Source records:
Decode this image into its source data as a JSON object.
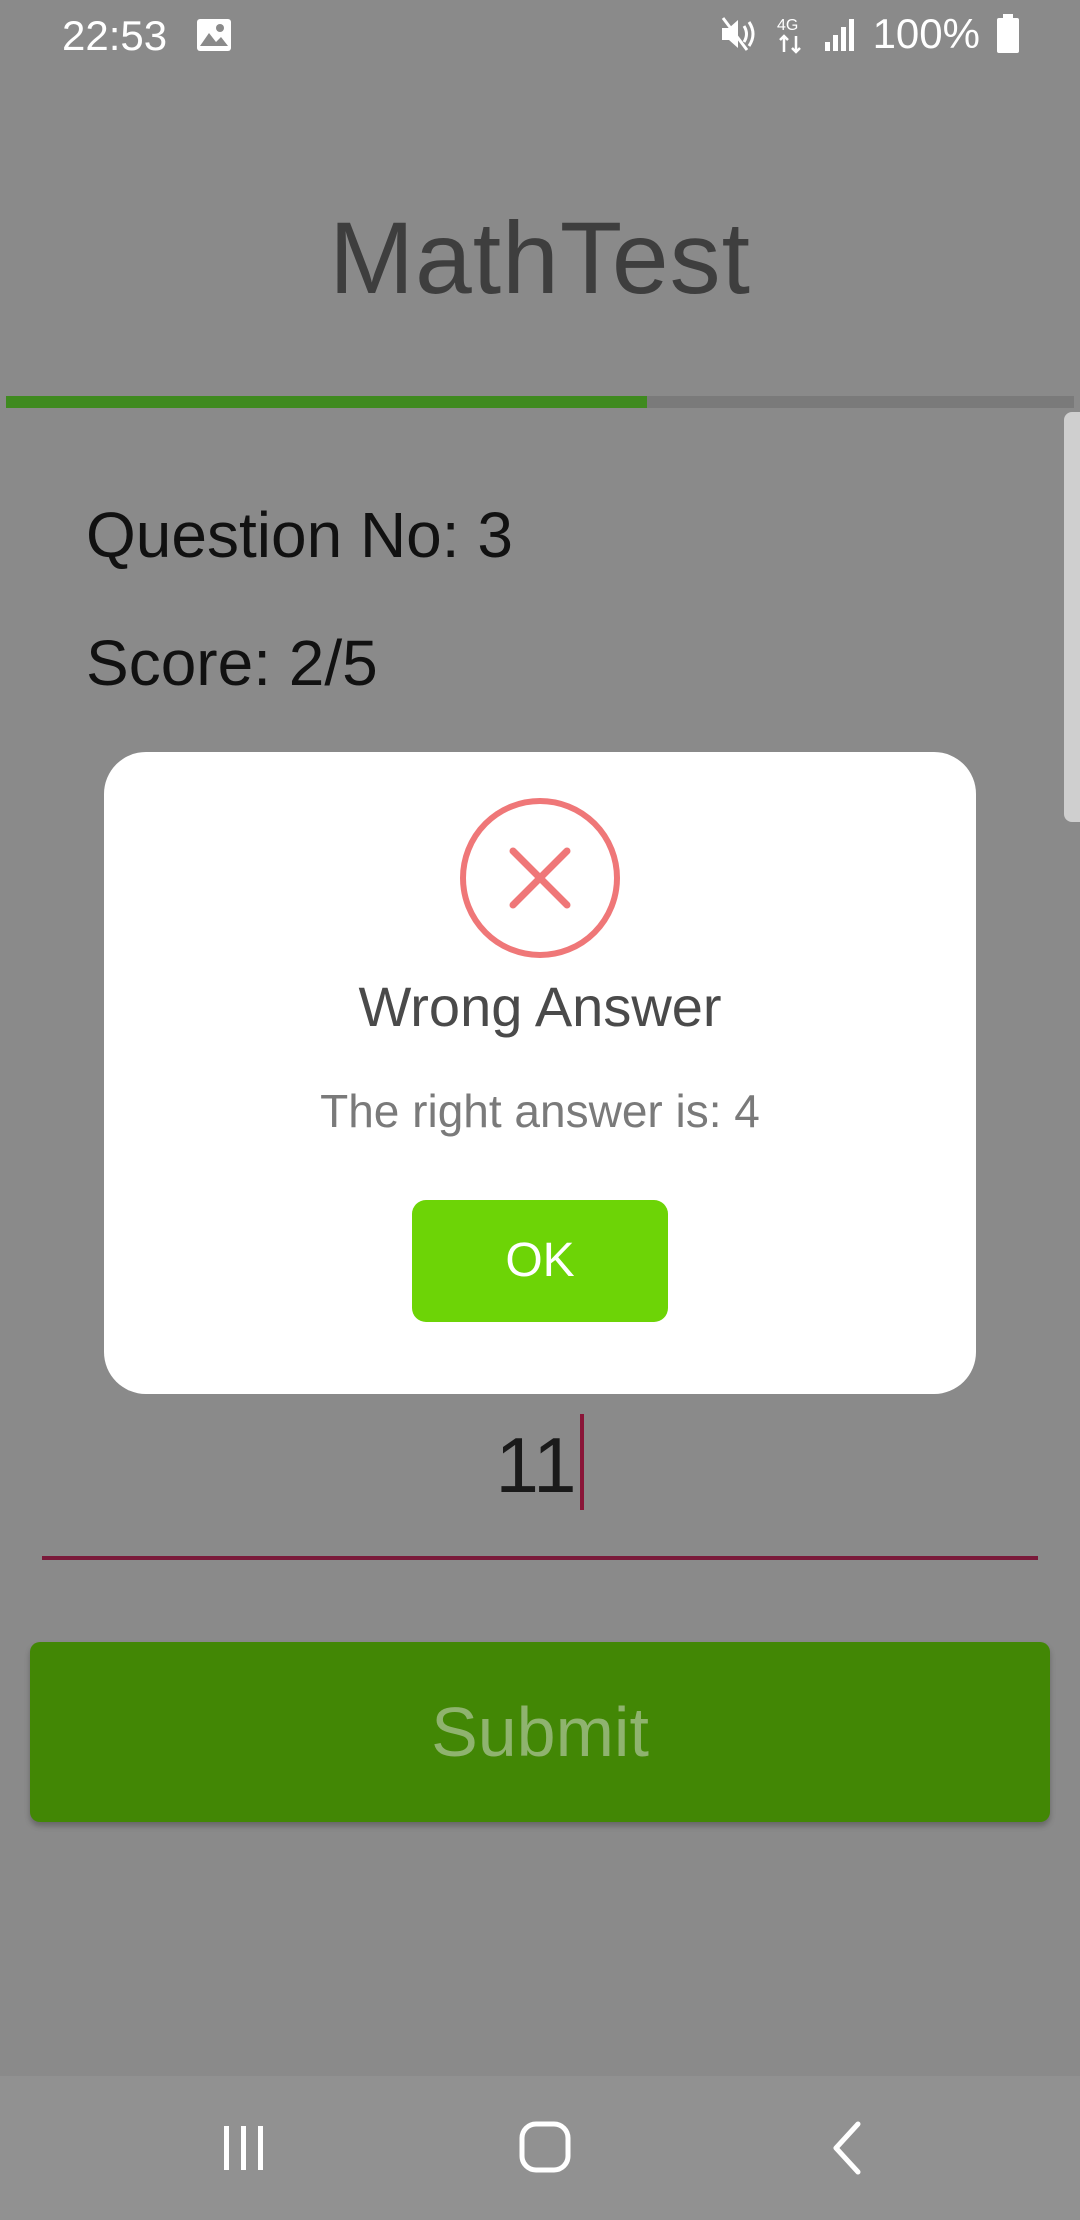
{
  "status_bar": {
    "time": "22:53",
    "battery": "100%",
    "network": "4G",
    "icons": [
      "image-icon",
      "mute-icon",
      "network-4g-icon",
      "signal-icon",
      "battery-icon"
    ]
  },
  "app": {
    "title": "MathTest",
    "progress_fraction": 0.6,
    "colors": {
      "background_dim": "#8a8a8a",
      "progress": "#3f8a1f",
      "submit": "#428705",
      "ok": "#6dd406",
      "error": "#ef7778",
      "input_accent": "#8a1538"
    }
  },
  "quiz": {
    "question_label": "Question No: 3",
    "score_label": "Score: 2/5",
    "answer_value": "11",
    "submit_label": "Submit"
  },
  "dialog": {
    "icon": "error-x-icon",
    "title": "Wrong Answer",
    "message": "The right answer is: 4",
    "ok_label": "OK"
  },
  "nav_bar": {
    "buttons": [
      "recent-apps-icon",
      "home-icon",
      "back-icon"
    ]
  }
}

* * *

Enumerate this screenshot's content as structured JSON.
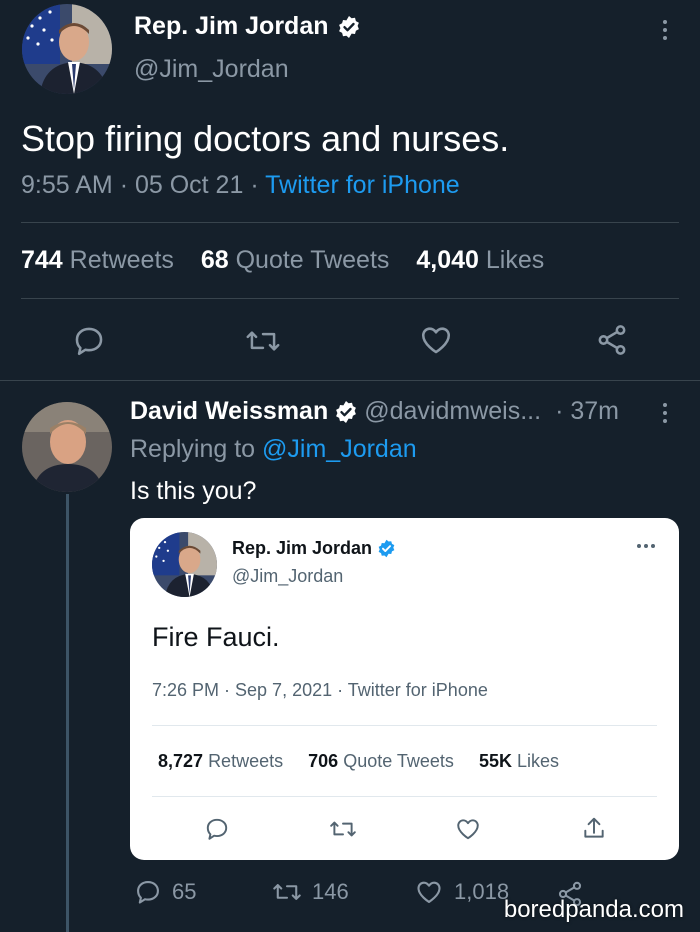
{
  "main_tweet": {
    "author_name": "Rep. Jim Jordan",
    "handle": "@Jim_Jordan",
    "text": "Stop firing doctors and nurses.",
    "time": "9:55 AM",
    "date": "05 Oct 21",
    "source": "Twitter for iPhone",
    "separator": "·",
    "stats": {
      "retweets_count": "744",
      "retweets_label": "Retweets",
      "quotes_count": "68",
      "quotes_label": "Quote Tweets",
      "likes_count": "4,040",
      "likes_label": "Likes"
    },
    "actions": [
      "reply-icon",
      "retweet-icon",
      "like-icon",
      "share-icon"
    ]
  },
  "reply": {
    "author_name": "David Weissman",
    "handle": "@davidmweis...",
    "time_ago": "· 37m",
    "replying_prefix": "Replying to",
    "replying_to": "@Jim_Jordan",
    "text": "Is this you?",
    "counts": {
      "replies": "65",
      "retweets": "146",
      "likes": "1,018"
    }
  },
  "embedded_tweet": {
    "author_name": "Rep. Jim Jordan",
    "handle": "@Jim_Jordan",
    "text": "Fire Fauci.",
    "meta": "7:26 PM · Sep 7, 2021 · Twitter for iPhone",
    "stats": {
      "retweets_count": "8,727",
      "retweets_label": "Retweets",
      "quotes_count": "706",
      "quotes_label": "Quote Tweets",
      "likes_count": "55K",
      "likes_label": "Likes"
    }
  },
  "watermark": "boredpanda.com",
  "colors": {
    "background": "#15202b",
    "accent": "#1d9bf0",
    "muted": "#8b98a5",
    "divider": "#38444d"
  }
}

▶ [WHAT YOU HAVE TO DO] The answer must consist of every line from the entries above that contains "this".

▶ [THE ANSWER]
Decode this image into its source data as a JSON object.
Enumerate this screenshot's content as structured JSON.
    "text": "Is this you?",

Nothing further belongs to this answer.